This takes us to issues #141-142 which comprise the pivotal, very influential "Days of Future Past," an arc that is as significant as Jim Shooter's "The Adult Legion" story in LEGION OF SUPER-HEROES (issues #354-355, 1967). In the horrifying dystopian future of 2013, where Sentinels run rampant and super-heroes are a thing of the past, anti-mutant hysteria has brought mutants to the brink of extinction. In a last ditch effort to alter the past and thus turn away this future, the consciousness of a middle-aged Katherine Pryde journeys some thirty years back and inhabits the body of her 13-year-old self. Her mission hinges on preventing the assassination of a senator at the hands of the Brotherhood of Evil Mutants. But first Katherine, in her teenaged form, must convince the X-Men that she isn't delusional, and keep in mind that at this stage Kitty was the team's newest and younger member, and an unproven one, at that. The X-Men save the senator, but was Kitty's mission truly successful? Can the future truly be altered? X-Men writers are still figuring this out.

Inarguably, "Days of Future Past" created road maps and sign posts for future story arcs. It's inspired much of the current X-Men mythology. This story blew my mind when I read it decades ago. The groundbreaking stuff that Claremont got up to in those pages - such as killing off the X-Men in the future - are nowadays pretty commonplace, but back then, it resonated like a mother. It, in fact, was so groundbreaking that, in a lot of ways, it's painted the X-Men franchise into a corner. You'll find that a lot of X-Men stories since then can't seem to get away from this bleak dystopian future. "Days of Future Past" is THE TERMINATOR before THE TERMINATOR came around.

This run of issues also bears added historical weight, and it's not because Angel decided to rejoin the team or even that we note a costume change in Wolverine or hear him being called "Logan" for the very first time. No, what happens is that Kitty Pryde officially becomes the newest X-Man, and her presence immediately re-injects that breath of fresh air. It's appropriate that the last issue in this trade is Kitty-centric, as well. "Demon" is the holiday issue. It finds Kitty alone in the Xavier Mansion on Christmas Eve, a night in which the newest X-Man must outwit and survive the demonic N'garai. It's a hell of a rite of passage and demonstrates the qualities that make Kitty such a strong, endearing character. It's no wonder that she partly inspired Joss Whedon's creation of one Buffy Anne Summers.

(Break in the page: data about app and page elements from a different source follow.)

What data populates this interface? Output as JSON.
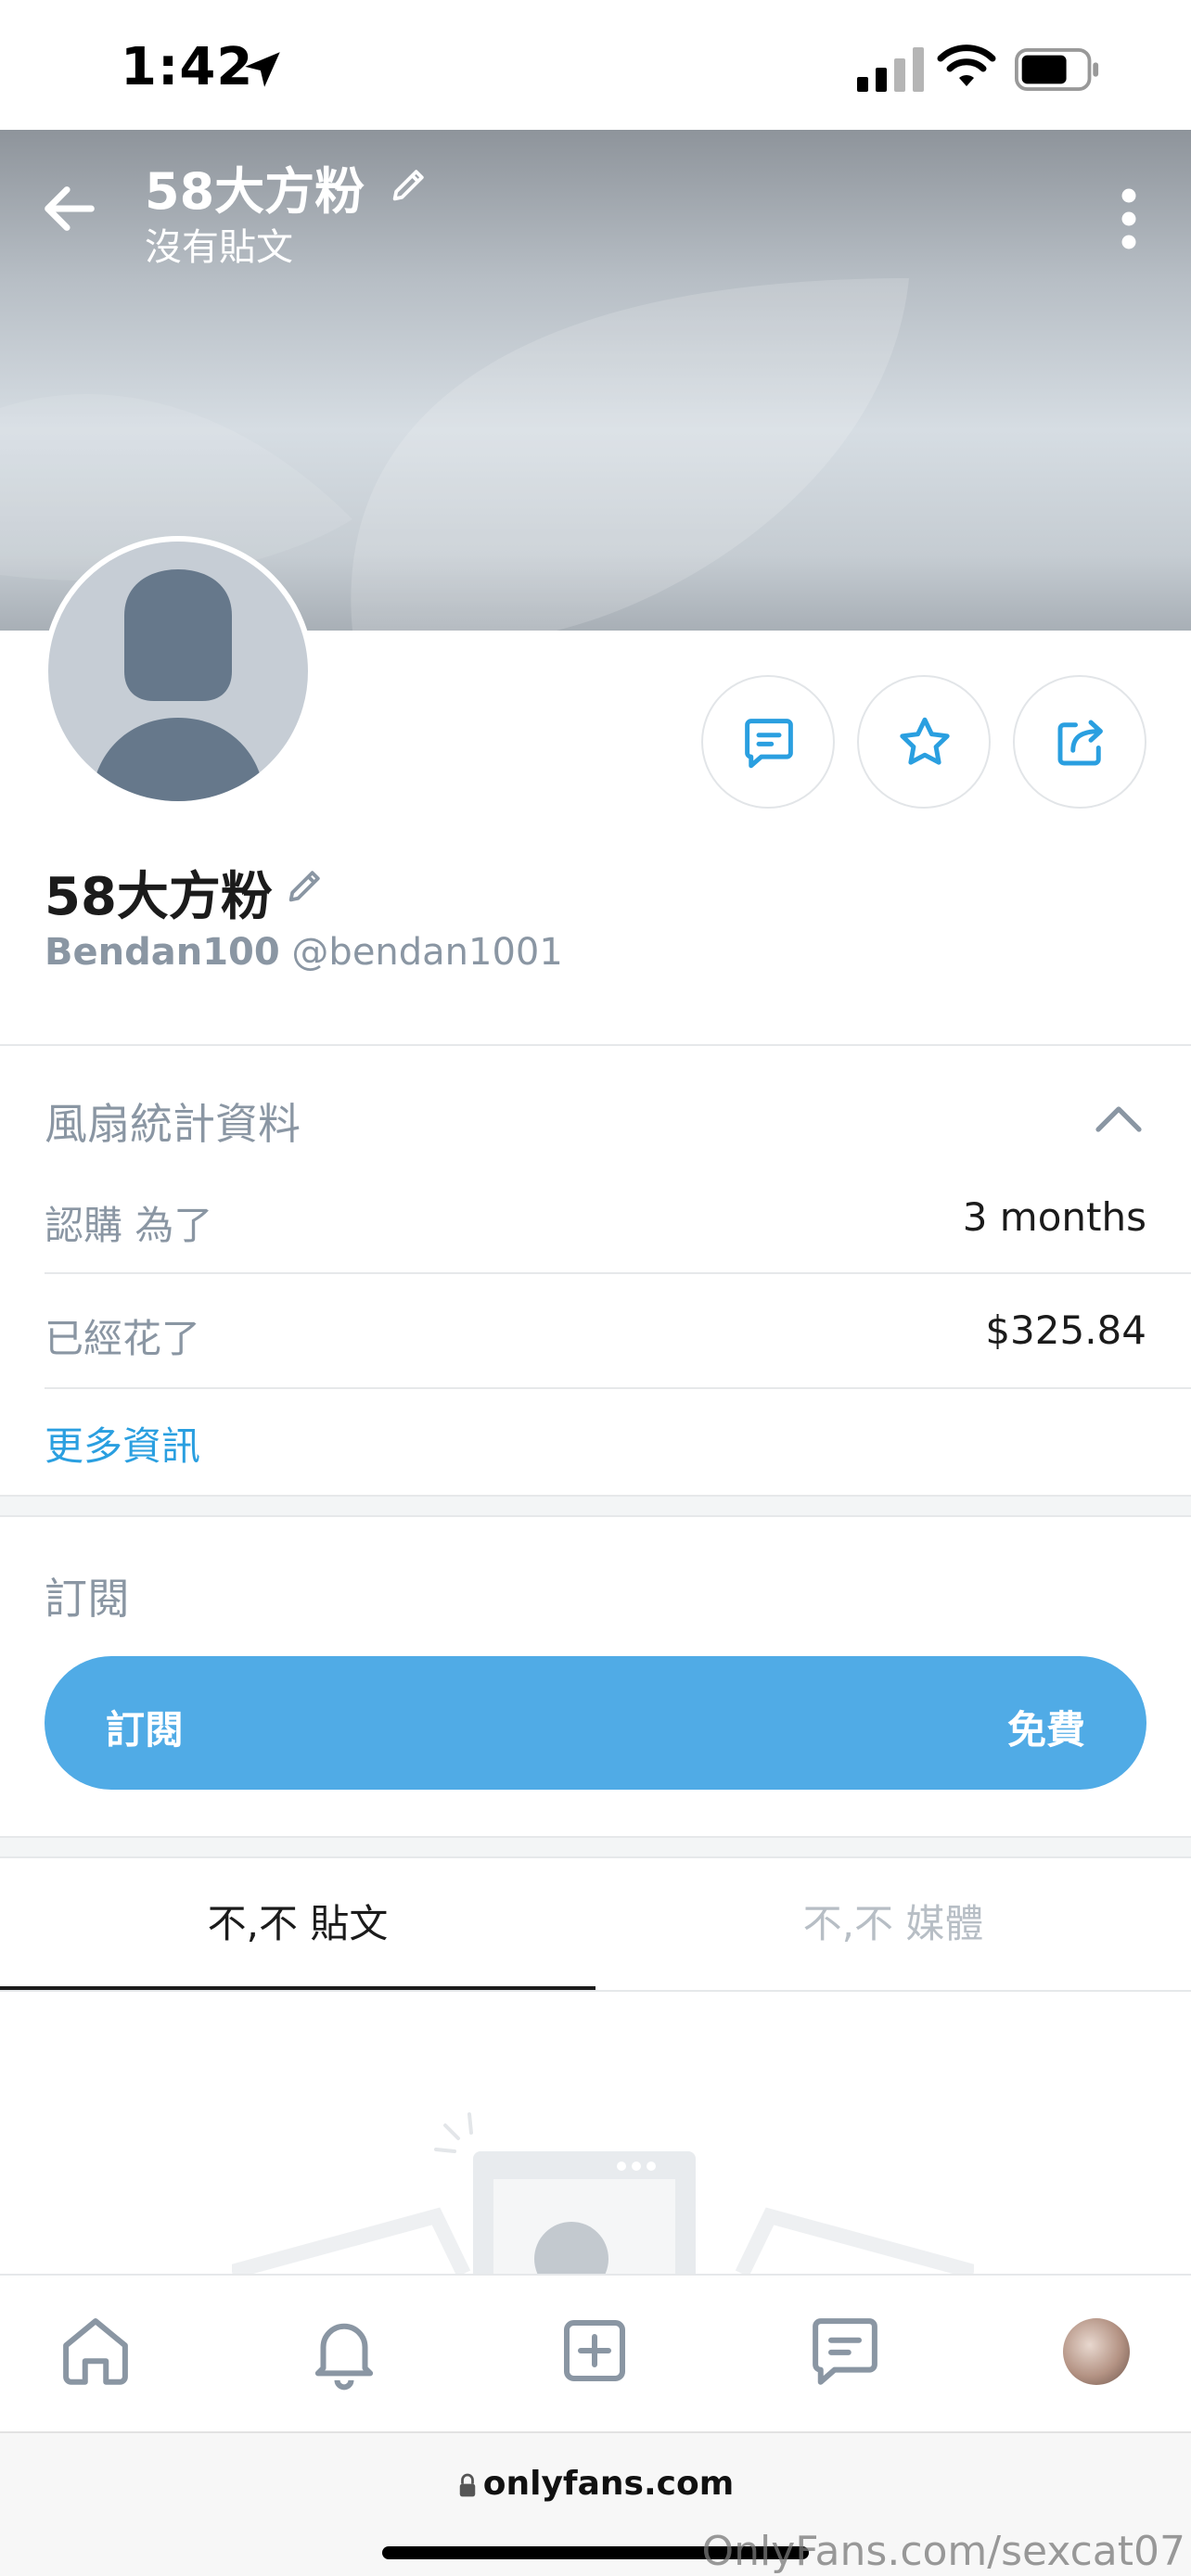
{
  "status_bar": {
    "time": "1:42"
  },
  "header": {
    "name": "58大方粉",
    "subtitle": "沒有貼文"
  },
  "profile": {
    "name": "58大方粉",
    "display_name": "Bendan100",
    "handle": "@bendan1001"
  },
  "fan_stats": {
    "title": "風扇統計資料",
    "rows": [
      {
        "label": "認購 為了",
        "value": "3 months"
      },
      {
        "label": "已經花了",
        "value": "$325.84"
      }
    ],
    "more_link": "更多資訊"
  },
  "subscription": {
    "title": "訂閱",
    "button_label": "訂閱",
    "button_price": "免費"
  },
  "tabs": [
    {
      "label": "不,不 貼文",
      "active": true
    },
    {
      "label": "不,不 媒體",
      "active": false
    }
  ],
  "browser": {
    "url": "onlyfans.com"
  },
  "watermark": "OnlyFans.com/sexcat07",
  "colors": {
    "accent": "#50abe6",
    "link": "#2a9fe0",
    "muted": "#8a96a3"
  },
  "icons": [
    "location-arrow-icon",
    "signal-icon",
    "wifi-icon",
    "battery-icon",
    "back-arrow-icon",
    "edit-pencil-icon",
    "more-vertical-icon",
    "message-icon",
    "star-icon",
    "share-icon",
    "chevron-up-icon",
    "home-icon",
    "bell-icon",
    "add-post-icon",
    "chat-icon",
    "lock-icon"
  ]
}
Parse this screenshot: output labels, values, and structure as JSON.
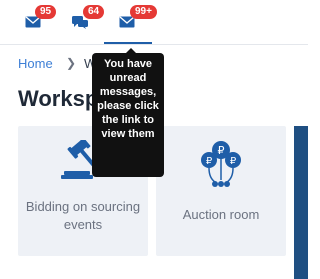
{
  "nav": {
    "mail_count": "95",
    "chat_count": "64",
    "notifications_count": "99+"
  },
  "tooltip": "You have unread messages, please click the link to view them",
  "breadcrumb": {
    "home": "Home",
    "current": "W"
  },
  "page_title": "Worksp",
  "cards": [
    {
      "label": "Bidding on sourcing events",
      "icon": "gavel-icon"
    },
    {
      "label": "Auction room",
      "icon": "ruble-coins-icon"
    }
  ],
  "colors": {
    "primary": "#1f5ea8",
    "badge": "#e53935",
    "card_bg": "#eef1f6",
    "link": "#3d7fd6"
  }
}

Forget everything you ever knew about this storyline from the recent film. The film is good, but the book, as they say, the book is so much better. Chris Claremont and John Byrne are at their creative peak, and this storyline is the swansong to their epic run on X-men. It's as grim and gritty as story as any, and its a time travel story done in realistic manner. Byrne is one the best artists ever, Claremont one of the best writers, and this was a wonderful time to read and collect Marvel Comics.